- Records shown -
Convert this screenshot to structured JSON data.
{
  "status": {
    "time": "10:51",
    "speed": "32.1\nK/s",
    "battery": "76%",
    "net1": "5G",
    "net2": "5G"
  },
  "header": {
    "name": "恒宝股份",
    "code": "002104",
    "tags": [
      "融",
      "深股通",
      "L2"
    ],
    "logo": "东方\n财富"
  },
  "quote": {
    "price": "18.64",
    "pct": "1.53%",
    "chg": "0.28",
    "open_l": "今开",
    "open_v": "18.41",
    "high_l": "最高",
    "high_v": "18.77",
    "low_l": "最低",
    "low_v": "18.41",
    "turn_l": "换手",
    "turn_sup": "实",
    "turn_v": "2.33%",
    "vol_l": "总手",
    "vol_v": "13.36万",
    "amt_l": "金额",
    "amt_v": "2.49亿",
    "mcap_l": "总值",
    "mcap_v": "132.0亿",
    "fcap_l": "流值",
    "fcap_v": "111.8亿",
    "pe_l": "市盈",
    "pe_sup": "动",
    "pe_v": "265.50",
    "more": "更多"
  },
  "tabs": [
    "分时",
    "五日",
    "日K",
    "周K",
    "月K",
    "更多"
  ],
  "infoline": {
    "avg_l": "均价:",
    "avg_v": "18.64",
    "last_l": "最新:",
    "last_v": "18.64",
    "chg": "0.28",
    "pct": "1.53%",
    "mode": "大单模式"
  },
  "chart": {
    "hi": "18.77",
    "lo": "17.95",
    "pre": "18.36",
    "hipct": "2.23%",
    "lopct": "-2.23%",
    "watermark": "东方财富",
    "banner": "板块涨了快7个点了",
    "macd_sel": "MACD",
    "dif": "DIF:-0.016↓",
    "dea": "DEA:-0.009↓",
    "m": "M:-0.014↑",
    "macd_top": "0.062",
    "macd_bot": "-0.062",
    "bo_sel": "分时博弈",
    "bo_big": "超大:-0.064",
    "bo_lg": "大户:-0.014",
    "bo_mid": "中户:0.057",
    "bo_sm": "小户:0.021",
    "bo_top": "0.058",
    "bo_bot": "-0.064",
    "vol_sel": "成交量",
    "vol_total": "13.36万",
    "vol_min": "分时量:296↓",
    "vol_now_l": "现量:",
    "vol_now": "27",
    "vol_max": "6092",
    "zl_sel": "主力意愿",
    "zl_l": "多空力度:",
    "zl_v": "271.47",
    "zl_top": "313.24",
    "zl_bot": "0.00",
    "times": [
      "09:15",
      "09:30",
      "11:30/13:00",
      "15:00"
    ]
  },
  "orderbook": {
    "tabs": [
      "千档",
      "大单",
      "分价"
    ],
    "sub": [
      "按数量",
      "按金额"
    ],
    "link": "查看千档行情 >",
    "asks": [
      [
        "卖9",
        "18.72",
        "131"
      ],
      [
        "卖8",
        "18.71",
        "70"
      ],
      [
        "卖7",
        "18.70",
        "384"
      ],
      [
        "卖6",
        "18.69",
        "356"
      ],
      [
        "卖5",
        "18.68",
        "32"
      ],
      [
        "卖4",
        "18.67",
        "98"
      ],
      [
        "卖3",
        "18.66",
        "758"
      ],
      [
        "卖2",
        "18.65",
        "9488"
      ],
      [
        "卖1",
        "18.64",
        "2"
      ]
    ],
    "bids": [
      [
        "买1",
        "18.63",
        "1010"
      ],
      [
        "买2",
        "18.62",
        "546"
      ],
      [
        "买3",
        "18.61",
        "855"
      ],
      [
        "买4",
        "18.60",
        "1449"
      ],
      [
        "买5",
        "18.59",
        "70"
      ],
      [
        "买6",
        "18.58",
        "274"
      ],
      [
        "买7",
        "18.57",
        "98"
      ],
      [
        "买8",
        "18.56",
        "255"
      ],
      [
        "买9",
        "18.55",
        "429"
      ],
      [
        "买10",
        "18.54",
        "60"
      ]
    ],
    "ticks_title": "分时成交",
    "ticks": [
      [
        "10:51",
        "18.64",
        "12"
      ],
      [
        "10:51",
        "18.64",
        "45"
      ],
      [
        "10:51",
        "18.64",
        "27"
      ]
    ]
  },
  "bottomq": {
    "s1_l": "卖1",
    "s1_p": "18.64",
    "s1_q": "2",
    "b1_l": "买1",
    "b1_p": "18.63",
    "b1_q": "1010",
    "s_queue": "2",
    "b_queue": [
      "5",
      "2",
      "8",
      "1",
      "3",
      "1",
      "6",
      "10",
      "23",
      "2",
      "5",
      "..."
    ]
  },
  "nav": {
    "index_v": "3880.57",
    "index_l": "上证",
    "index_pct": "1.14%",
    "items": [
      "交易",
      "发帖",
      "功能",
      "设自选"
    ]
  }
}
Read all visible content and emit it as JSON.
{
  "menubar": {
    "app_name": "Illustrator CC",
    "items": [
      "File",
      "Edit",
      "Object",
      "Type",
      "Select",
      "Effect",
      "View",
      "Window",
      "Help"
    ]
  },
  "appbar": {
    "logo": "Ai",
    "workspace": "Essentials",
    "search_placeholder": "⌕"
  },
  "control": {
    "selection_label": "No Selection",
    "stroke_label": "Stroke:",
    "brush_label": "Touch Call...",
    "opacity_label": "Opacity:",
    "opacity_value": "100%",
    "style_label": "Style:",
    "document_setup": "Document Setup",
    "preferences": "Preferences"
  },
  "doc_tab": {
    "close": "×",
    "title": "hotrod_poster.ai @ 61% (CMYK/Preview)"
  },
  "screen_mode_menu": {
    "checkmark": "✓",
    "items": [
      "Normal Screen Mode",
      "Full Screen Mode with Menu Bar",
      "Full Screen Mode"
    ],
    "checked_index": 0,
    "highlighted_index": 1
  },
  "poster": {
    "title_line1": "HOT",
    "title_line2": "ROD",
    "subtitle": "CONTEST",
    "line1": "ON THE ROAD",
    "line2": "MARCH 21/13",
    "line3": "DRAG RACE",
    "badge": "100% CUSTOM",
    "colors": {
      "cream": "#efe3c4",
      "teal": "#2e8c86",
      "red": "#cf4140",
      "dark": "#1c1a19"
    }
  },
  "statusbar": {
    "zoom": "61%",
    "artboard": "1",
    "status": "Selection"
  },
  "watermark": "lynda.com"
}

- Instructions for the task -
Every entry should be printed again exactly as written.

- Exercise result -
Convert this screenshot to structured JSON data.
{
  "status": {
    "time": "10:51",
    "speed": "32.1\nK/s",
    "battery": "76%",
    "net1": "5G",
    "net2": "5G"
  },
  "header": {
    "name": "恒宝股份",
    "code": "002104",
    "tags": [
      "融",
      "深股通",
      "L2"
    ],
    "logo": "东方\n财富"
  },
  "quote": {
    "price": "18.64",
    "pct": "1.53%",
    "chg": "0.28",
    "open_l": "今开",
    "open_v": "18.41",
    "high_l": "最高",
    "high_v": "18.77",
    "low_l": "最低",
    "low_v": "18.41",
    "turn_l": "换手",
    "turn_sup": "实",
    "turn_v": "2.33%",
    "vol_l": "总手",
    "vol_v": "13.36万",
    "amt_l": "金额",
    "amt_v": "2.49亿",
    "mcap_l": "总值",
    "mcap_v": "132.0亿",
    "fcap_l": "流值",
    "fcap_v": "111.8亿",
    "pe_l": "市盈",
    "pe_sup": "动",
    "pe_v": "265.50",
    "more": "更多"
  },
  "tabs": [
    "分时",
    "五日",
    "日K",
    "周K",
    "月K",
    "更多"
  ],
  "infoline": {
    "avg_l": "均价:",
    "avg_v": "18.64",
    "last_l": "最新:",
    "last_v": "18.64",
    "chg": "0.28",
    "pct": "1.53%",
    "mode": "大单模式"
  },
  "chart": {
    "hi": "18.77",
    "lo": "17.95",
    "pre": "18.36",
    "hipct": "2.23%",
    "lopct": "-2.23%",
    "watermark": "东方财富",
    "banner": "板块涨了快7个点了",
    "macd_sel": "MACD",
    "dif": "DIF:-0.016↓",
    "dea": "DEA:-0.009↓",
    "m": "M:-0.014↑",
    "macd_top": "0.062",
    "macd_bot": "-0.062",
    "bo_sel": "分时博弈",
    "bo_big": "超大:-0.064",
    "bo_lg": "大户:-0.014",
    "bo_mid": "中户:0.057",
    "bo_sm": "小户:0.021",
    "bo_top": "0.058",
    "bo_bot": "-0.064",
    "vol_sel": "成交量",
    "vol_total": "13.36万",
    "vol_min": "分时量:296↓",
    "vol_now_l": "现量:",
    "vol_now": "27",
    "vol_max": "6092",
    "zl_sel": "主力意愿",
    "zl_l": "多空力度:",
    "zl_v": "271.47",
    "zl_top": "313.24",
    "zl_bot": "0.00",
    "times": [
      "09:15",
      "09:30",
      "11:30/13:00",
      "15:00"
    ]
  },
  "orderbook": {
    "tabs": [
      "千档",
      "大单",
      "分价"
    ],
    "sub": [
      "按数量",
      "按金额"
    ],
    "link": "查看千档行情 >",
    "asks": [
      [
        "卖9",
        "18.72",
        "131"
      ],
      [
        "卖8",
        "18.71",
        "70"
      ],
      [
        "卖7",
        "18.70",
        "384"
      ],
      [
        "卖6",
        "18.69",
        "356"
      ],
      [
        "卖5",
        "18.68",
        "32"
      ],
      [
        "卖4",
        "18.67",
        "98"
      ],
      [
        "卖3",
        "18.66",
        "758"
      ],
      [
        "卖2",
        "18.65",
        "9488"
      ],
      [
        "卖1",
        "18.64",
        "2"
      ]
    ],
    "bids": [
      [
        "买1",
        "18.63",
        "1010"
      ],
      [
        "买2",
        "18.62",
        "546"
      ],
      [
        "买3",
        "18.61",
        "855"
      ],
      [
        "买4",
        "18.60",
        "1449"
      ],
      [
        "买5",
        "18.59",
        "70"
      ],
      [
        "买6",
        "18.58",
        "274"
      ],
      [
        "买7",
        "18.57",
        "98"
      ],
      [
        "买8",
        "18.56",
        "255"
      ],
      [
        "买9",
        "18.55",
        "429"
      ],
      [
        "买10",
        "18.54",
        "60"
      ]
    ],
    "ticks_title": "分时成交",
    "ticks": [
      [
        "10:51",
        "18.64",
        "12"
      ],
      [
        "10:51",
        "18.64",
        "45"
      ],
      [
        "10:51",
        "18.64",
        "27"
      ]
    ]
  },
  "bottomq": {
    "s1_l": "卖1",
    "s1_p": "18.64",
    "s1_q": "2",
    "b1_l": "买1",
    "b1_p": "18.63",
    "b1_q": "1010",
    "s_queue": "2",
    "b_queue": [
      "5",
      "2",
      "8",
      "1",
      "3",
      "1",
      "6",
      "10",
      "23",
      "2",
      "5",
      "..."
    ]
  },
  "nav": {
    "index_v": "3880.57",
    "index_l": "上证",
    "index_pct": "1.14%",
    "items": [
      "交易",
      "发帖",
      "功能",
      "设自选"
    ]
  }
}
Read all visible content and emit it as JSON.
{
  "menubar": {
    "app_name": "Illustrator CC",
    "items": [
      "File",
      "Edit",
      "Object",
      "Type",
      "Select",
      "Effect",
      "View",
      "Window",
      "Help"
    ]
  },
  "appbar": {
    "logo": "Ai",
    "workspace": "Essentials",
    "search_placeholder": "⌕"
  },
  "control": {
    "selection_label": "No Selection",
    "stroke_label": "Stroke:",
    "brush_label": "Touch Call...",
    "opacity_label": "Opacity:",
    "opacity_value": "100%",
    "style_label": "Style:",
    "document_setup": "Document Setup",
    "preferences": "Preferences"
  },
  "doc_tab": {
    "close": "×",
    "title": "hotrod_poster.ai @ 61% (CMYK/Preview)"
  },
  "screen_mode_menu": {
    "checkmark": "✓",
    "items": [
      "Normal Screen Mode",
      "Full Screen Mode with Menu Bar",
      "Full Screen Mode"
    ],
    "checked_index": 0,
    "highlighted_index": 1
  },
  "poster": {
    "title_line1": "HOT",
    "title_line2": "ROD",
    "subtitle": "CONTEST",
    "line1": "ON THE ROAD",
    "line2": "MARCH 21/13",
    "line3": "DRAG RACE",
    "badge": "100% CUSTOM",
    "colors": {
      "cream": "#efe3c4",
      "teal": "#2e8c86",
      "red": "#cf4140",
      "dark": "#1c1a19"
    }
  },
  "statusbar": {
    "zoom": "61%",
    "artboard": "1",
    "status": "Selection"
  },
  "watermark": "lynda.com"
}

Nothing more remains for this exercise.